Amended code -

Const SCALESIZE = 3

Private Sub Form_Load()

Const Z As Long = 129 ' original 128

Me.Left = 10

Picture1.ScaleMode = 3

Picture2.ScaleMode = 3

Randomize

Picture1.Move 0, 0, _

Z * Screen.TwipsPerPixelX * SCALESIZE, _

Z * Screen.TwipsPerPixelY * SCALESIZE

Picture2.Move Picture1.Width, 0, _

Z * Screen.TwipsPerPixelX * SCALESIZE, _

Z * Screen.TwipsPerPixelY * SCALESIZE

Me.Width = 2.02 * Picture1.Width

Me.Height = 1.1 * Picture1.Height

End Sub

Private Sub Picture1_Paint()

Dim i As Long

Dim j As Long

Dim colr As Long

Dim bitmask As Long

Const C As Long = 16777215 ' original 16711680

For i = 0 To Picture1.ScaleHeight Step SCALESIZE

For j = 0 To Picture1.ScaleWidth Step SCALESIZE

colr = Rnd * C

Picture1.Line (j, i)-Step(SCALESIZE, _

SCALESIZE), colr, BF

Next j

Next i

For i = 0 To Picture2.ScaleHeight Step SCALESIZE

For j = 0 To Picture2.ScaleWidth Step SCALESIZE

Randomize ' original

Randomize 1

colr = Rnd * C

Picture2.Line (j, i)-Step(SCALESIZE, _

SCALESIZE), colr, BF

Next j

Next i

End Sub

Regards,

Peter T

#8; Fri, 30 May 2008 20:29:00 GMT

- "Rick Rothstein (MVP - VB)" wrote in message
- A similar demo for a VBA Userform -
Option Explicit

Private Declare Function FindWindow Lib "user32" _

Alias "FindWindowA" _

(ByVal lpClassName As String, _

ByVal lpWindowName As String) As Long

Private Declare Function SetPixel Lib "gdi32" _

(ByVal hdc As Long, ByVal x As Long, _

ByVal y As Long, ByVal crColor As Long) As Long

Private Declare Function GetPixel Lib "gdi32" _

(ByVal hdc As Long, ByVal x As Long, ByVal y As Long) As Long

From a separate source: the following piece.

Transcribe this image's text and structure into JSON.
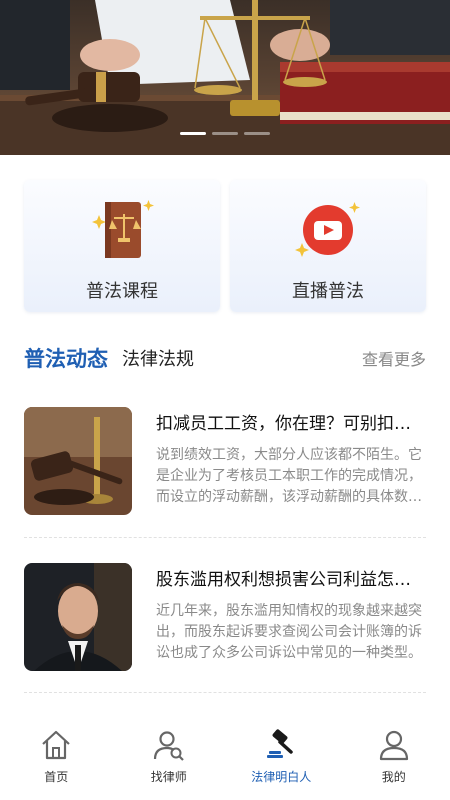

Private Declare Function GetDC Lib "user32" ( _

ByVal hwnd As Long) As Long

Private Declare Function ReleaseDC Lib "user32" ( _

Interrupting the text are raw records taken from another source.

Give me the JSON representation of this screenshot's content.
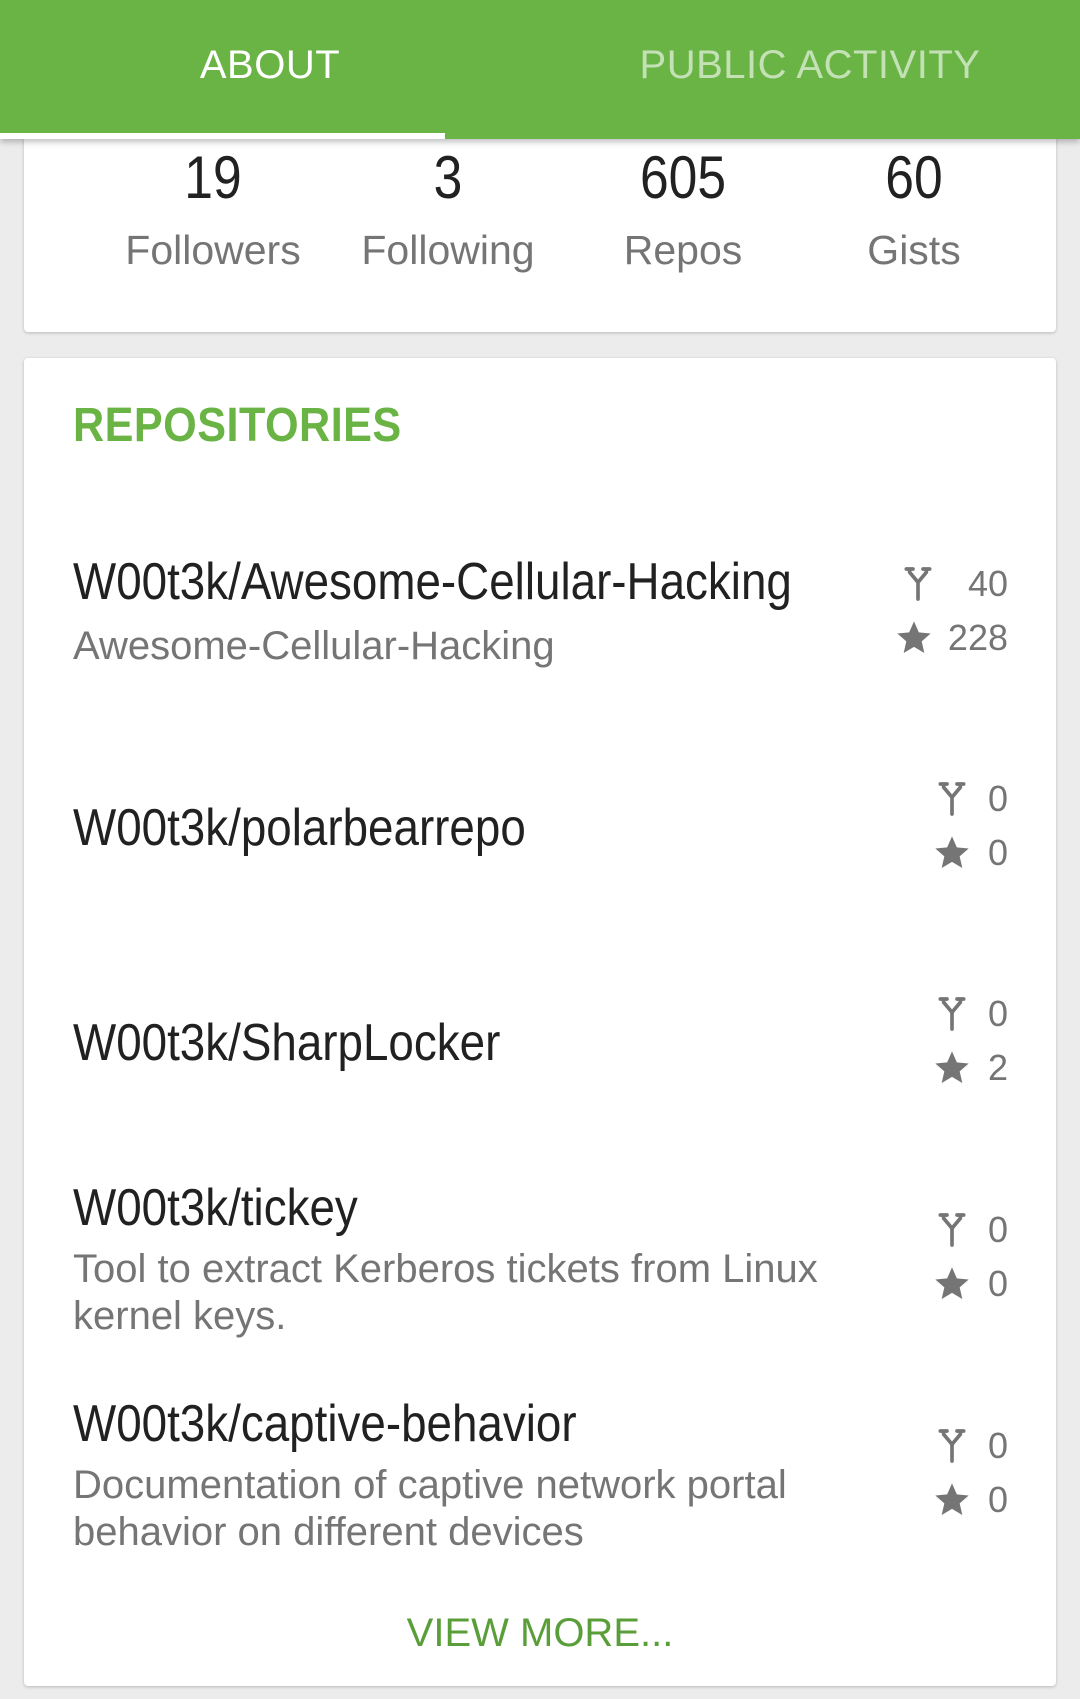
{
  "tabs": [
    {
      "label": "ABOUT",
      "active": true
    },
    {
      "label": "PUBLIC ACTIVITY",
      "active": false
    }
  ],
  "stats": [
    {
      "value": "19",
      "label": "Followers"
    },
    {
      "value": "3",
      "label": "Following"
    },
    {
      "value": "605",
      "label": "Repos"
    },
    {
      "value": "60",
      "label": "Gists"
    }
  ],
  "repositories": {
    "title": "REPOSITORIES",
    "items": [
      {
        "name": "W00t3k/Awesome-Cellular-Hacking",
        "description": "Awesome-Cellular-Hacking",
        "forks": "40",
        "stars": "228"
      },
      {
        "name": "W00t3k/polarbearrepo",
        "description": "",
        "forks": "0",
        "stars": "0"
      },
      {
        "name": "W00t3k/SharpLocker",
        "description": "",
        "forks": "0",
        "stars": "2"
      },
      {
        "name": "W00t3k/tickey",
        "description": "Tool to extract Kerberos tickets from Linux kernel keys.",
        "forks": "0",
        "stars": "0"
      },
      {
        "name": "W00t3k/captive-behavior",
        "description": "Documentation of captive network portal behavior on different devices",
        "forks": "0",
        "stars": "0"
      }
    ],
    "view_more": "VIEW MORE..."
  },
  "icons": {
    "fork": "fork-icon",
    "star": "star-icon"
  },
  "colors": {
    "accent": "#6ab446",
    "link": "#5a9e3a",
    "text_primary": "#212121",
    "text_secondary": "#757575"
  }
}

ByVal hwnd As Long, ByVal hdc As Long) As Long

Private Sub PaintPixels()

Dim hwnd As Long, hdc As Long

Dim tp As Long, lt As Long

Dim x As Long, y As Long

Dim colr As Long

Const Z As Long = 128 * 2 - 1

Const C As Long = 16777215

Me.Left = 10: Me.Top = 10

Me.Width = (Z * 2) * 0.75 + 45: Me.Height = Z * 0.75 + 60

' if form is too small, change 0.75 to 1 or 1.25

hwnd = FindWindow("ThunderDFrame", Me.Caption)

hdc = GetDC(hwnd)

tp = Me.Top + 15

lt = Me.Left + 10

Randomize

For y = tp To tp + Z

For x = lt To lt + Z

colr = Rnd * C

SetPixel hdc, x, y, colr

Next

Next

lt = lt + Z + 15

For y = tp To tp + Z

For x = lt To lt + Z

Randomize 1

colr = Rnd * C

SetPixel hdc, x, y, colr

Next

Next

ReleaseDC hwnd, hdc

End Sub

Private Sub UserForm_Activate()

Me.Caption = "Click me to (re-) PaintPixels"

PaintPixels

End Sub

Private Sub UserForm_Click()

' Me.Repaint

PaintPixels

End Sub

Peter T

#9; Fri, 30 May 2008 20:30:00 GMT

- A similar demo for a VBA Userform -